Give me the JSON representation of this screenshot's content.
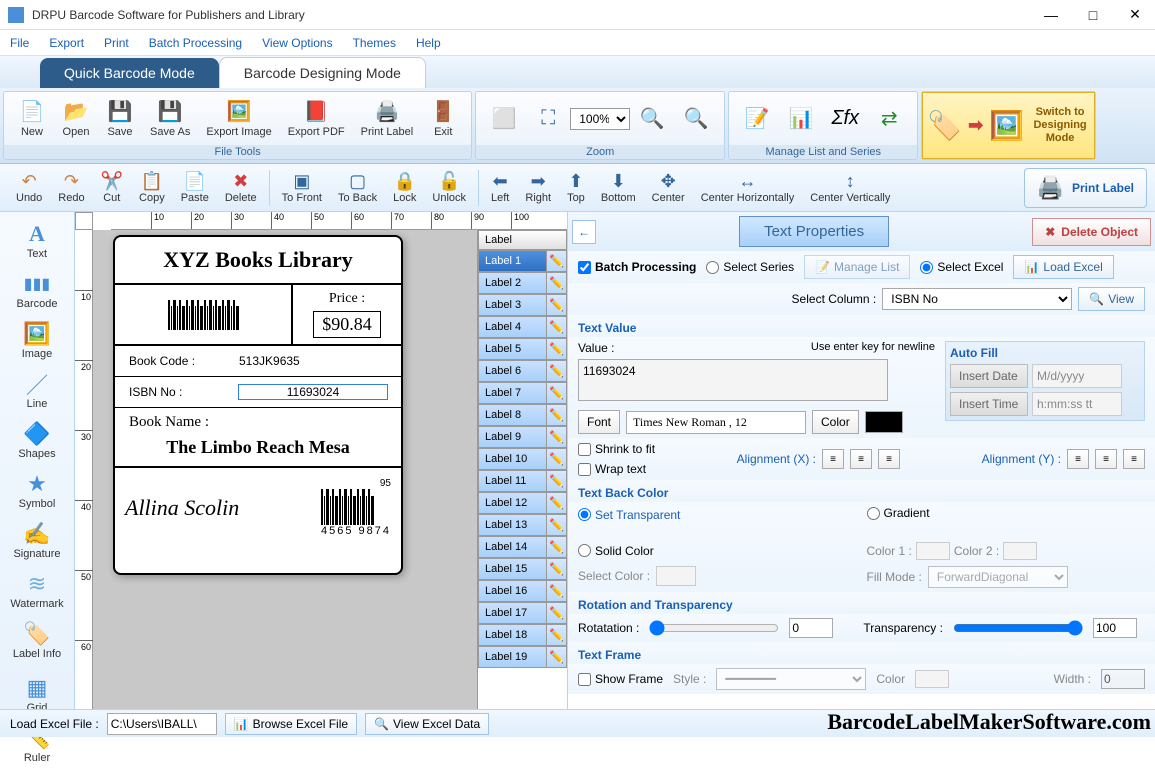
{
  "title": "DRPU Barcode Software for Publishers and Library",
  "menubar": [
    "File",
    "Export",
    "Print",
    "Batch Processing",
    "View Options",
    "Themes",
    "Help"
  ],
  "modeTabs": {
    "active": "Quick Barcode Mode",
    "inactive": "Barcode Designing Mode"
  },
  "ribbon": {
    "fileTools": {
      "label": "File Tools",
      "items": [
        "New",
        "Open",
        "Save",
        "Save As",
        "Export Image",
        "Export PDF",
        "Print Label",
        "Exit"
      ]
    },
    "zoom": {
      "label": "Zoom",
      "value": "100%"
    },
    "manage": {
      "label": "Manage List and Series"
    },
    "switch": "Switch to Designing Mode"
  },
  "toolbar2": [
    "Undo",
    "Redo",
    "Cut",
    "Copy",
    "Paste",
    "Delete",
    "To Front",
    "To Back",
    "Lock",
    "Unlock",
    "Left",
    "Right",
    "Top",
    "Bottom",
    "Center",
    "Center Horizontally",
    "Center Vertically"
  ],
  "printLabel": "Print Label",
  "leftTools": [
    "Text",
    "Barcode",
    "Image",
    "Line",
    "Shapes",
    "Symbol",
    "Signature",
    "Watermark",
    "Label Info",
    "Grid",
    "Ruler"
  ],
  "rulerH": [
    "10",
    "20",
    "30",
    "40",
    "50",
    "60",
    "70",
    "80",
    "90",
    "100"
  ],
  "rulerV": [
    "10",
    "20",
    "30",
    "40",
    "50",
    "60"
  ],
  "labelCard": {
    "title": "XYZ Books Library",
    "priceLabel": "Price :",
    "price": "$90.84",
    "bookCodeLabel": "Book Code :",
    "bookCode": "513JK9635",
    "isbnLabel": "ISBN No :",
    "isbn": "11693024",
    "bookNameLabel": "Book Name :",
    "bookName": "The Limbo Reach Mesa",
    "signature": "Allina Scolin",
    "barcode2top": "95",
    "barcode2bottom": "4565  9874"
  },
  "labelList": {
    "header": "Label",
    "items": [
      "Label 1",
      "Label 2",
      "Label 3",
      "Label 4",
      "Label 5",
      "Label 6",
      "Label 7",
      "Label 8",
      "Label 9",
      "Label 10",
      "Label 11",
      "Label 12",
      "Label 13",
      "Label 14",
      "Label 15",
      "Label 16",
      "Label 17",
      "Label 18",
      "Label 19"
    ],
    "selected": 0
  },
  "rightPanel": {
    "title": "Text Properties",
    "delete": "Delete Object",
    "batchProcessing": "Batch Processing",
    "selectSeries": "Select Series",
    "manageList": "Manage List",
    "selectExcel": "Select Excel",
    "loadExcel": "Load Excel",
    "selectColumn": "Select Column :",
    "columnValue": "ISBN No",
    "view": "View",
    "textValue": "Text Value",
    "valueLabel": "Value :",
    "enterHint": "Use enter key for newline",
    "value": "11693024",
    "font": "Font",
    "fontValue": "Times New Roman , 12",
    "color": "Color",
    "autoFill": "Auto Fill",
    "insertDate": "Insert Date",
    "dateFmt": "M/d/yyyy",
    "insertTime": "Insert Time",
    "timeFmt": "h:mm:ss tt",
    "shrink": "Shrink to fit",
    "wrap": "Wrap text",
    "alignX": "Alignment (X)  :",
    "alignY": "Alignment (Y)  :",
    "textBackColor": "Text Back Color",
    "setTransparent": "Set Transparent",
    "gradient": "Gradient",
    "solidColor": "Solid Color",
    "selectColor": "Select Color :",
    "color1": "Color 1 :",
    "color2": "Color 2 :",
    "fillMode": "Fill Mode :",
    "fillModeVal": "ForwardDiagonal",
    "rotation": "Rotation and Transparency",
    "rotatation": "Rotatation  :",
    "rotVal": "0",
    "transparency": "Transparency  :",
    "transVal": "100",
    "textFrame": "Text Frame",
    "showFrame": "Show Frame",
    "style": "Style  :",
    "widthL": "Width :",
    "widthVal": "0"
  },
  "bottom": {
    "loadExcel": "Load Excel File :",
    "path": "C:\\Users\\IBALL\\",
    "browse": "Browse Excel File",
    "viewData": "View Excel Data"
  },
  "watermark": "BarcodeLabelMakerSoftware.com"
}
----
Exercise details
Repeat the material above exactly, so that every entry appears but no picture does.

Result of this exercise
Give me the JSON representation of this screenshot's content.
{
  "title": "DRPU Barcode Software for Publishers and Library",
  "menubar": [
    "File",
    "Export",
    "Print",
    "Batch Processing",
    "View Options",
    "Themes",
    "Help"
  ],
  "modeTabs": {
    "active": "Quick Barcode Mode",
    "inactive": "Barcode Designing Mode"
  },
  "ribbon": {
    "fileTools": {
      "label": "File Tools",
      "items": [
        "New",
        "Open",
        "Save",
        "Save As",
        "Export Image",
        "Export PDF",
        "Print Label",
        "Exit"
      ]
    },
    "zoom": {
      "label": "Zoom",
      "value": "100%"
    },
    "manage": {
      "label": "Manage List and Series"
    },
    "switch": "Switch to Designing Mode"
  },
  "toolbar2": [
    "Undo",
    "Redo",
    "Cut",
    "Copy",
    "Paste",
    "Delete",
    "To Front",
    "To Back",
    "Lock",
    "Unlock",
    "Left",
    "Right",
    "Top",
    "Bottom",
    "Center",
    "Center Horizontally",
    "Center Vertically"
  ],
  "printLabel": "Print Label",
  "leftTools": [
    "Text",
    "Barcode",
    "Image",
    "Line",
    "Shapes",
    "Symbol",
    "Signature",
    "Watermark",
    "Label Info",
    "Grid",
    "Ruler"
  ],
  "rulerH": [
    "10",
    "20",
    "30",
    "40",
    "50",
    "60",
    "70",
    "80",
    "90",
    "100"
  ],
  "rulerV": [
    "10",
    "20",
    "30",
    "40",
    "50",
    "60"
  ],
  "labelCard": {
    "title": "XYZ Books Library",
    "priceLabel": "Price :",
    "price": "$90.84",
    "bookCodeLabel": "Book Code :",
    "bookCode": "513JK9635",
    "isbnLabel": "ISBN No :",
    "isbn": "11693024",
    "bookNameLabel": "Book Name :",
    "bookName": "The Limbo Reach Mesa",
    "signature": "Allina Scolin",
    "barcode2top": "95",
    "barcode2bottom": "4565  9874"
  },
  "labelList": {
    "header": "Label",
    "items": [
      "Label 1",
      "Label 2",
      "Label 3",
      "Label 4",
      "Label 5",
      "Label 6",
      "Label 7",
      "Label 8",
      "Label 9",
      "Label 10",
      "Label 11",
      "Label 12",
      "Label 13",
      "Label 14",
      "Label 15",
      "Label 16",
      "Label 17",
      "Label 18",
      "Label 19"
    ],
    "selected": 0
  },
  "rightPanel": {
    "title": "Text Properties",
    "delete": "Delete Object",
    "batchProcessing": "Batch Processing",
    "selectSeries": "Select Series",
    "manageList": "Manage List",
    "selectExcel": "Select Excel",
    "loadExcel": "Load Excel",
    "selectColumn": "Select Column :",
    "columnValue": "ISBN No",
    "view": "View",
    "textValue": "Text Value",
    "valueLabel": "Value :",
    "enterHint": "Use enter key for newline",
    "value": "11693024",
    "font": "Font",
    "fontValue": "Times New Roman , 12",
    "color": "Color",
    "autoFill": "Auto Fill",
    "insertDate": "Insert Date",
    "dateFmt": "M/d/yyyy",
    "insertTime": "Insert Time",
    "timeFmt": "h:mm:ss tt",
    "shrink": "Shrink to fit",
    "wrap": "Wrap text",
    "alignX": "Alignment (X)  :",
    "alignY": "Alignment (Y)  :",
    "textBackColor": "Text Back Color",
    "setTransparent": "Set Transparent",
    "gradient": "Gradient",
    "solidColor": "Solid Color",
    "selectColor": "Select Color :",
    "color1": "Color 1 :",
    "color2": "Color 2 :",
    "fillMode": "Fill Mode :",
    "fillModeVal": "ForwardDiagonal",
    "rotation": "Rotation and Transparency",
    "rotatation": "Rotatation  :",
    "rotVal": "0",
    "transparency": "Transparency  :",
    "transVal": "100",
    "textFrame": "Text Frame",
    "showFrame": "Show Frame",
    "style": "Style  :",
    "widthL": "Width :",
    "widthVal": "0"
  },
  "bottom": {
    "loadExcel": "Load Excel File :",
    "path": "C:\\Users\\IBALL\\",
    "browse": "Browse Excel File",
    "viewData": "View Excel Data"
  },
  "watermark": "BarcodeLabelMakerSoftware.com"
}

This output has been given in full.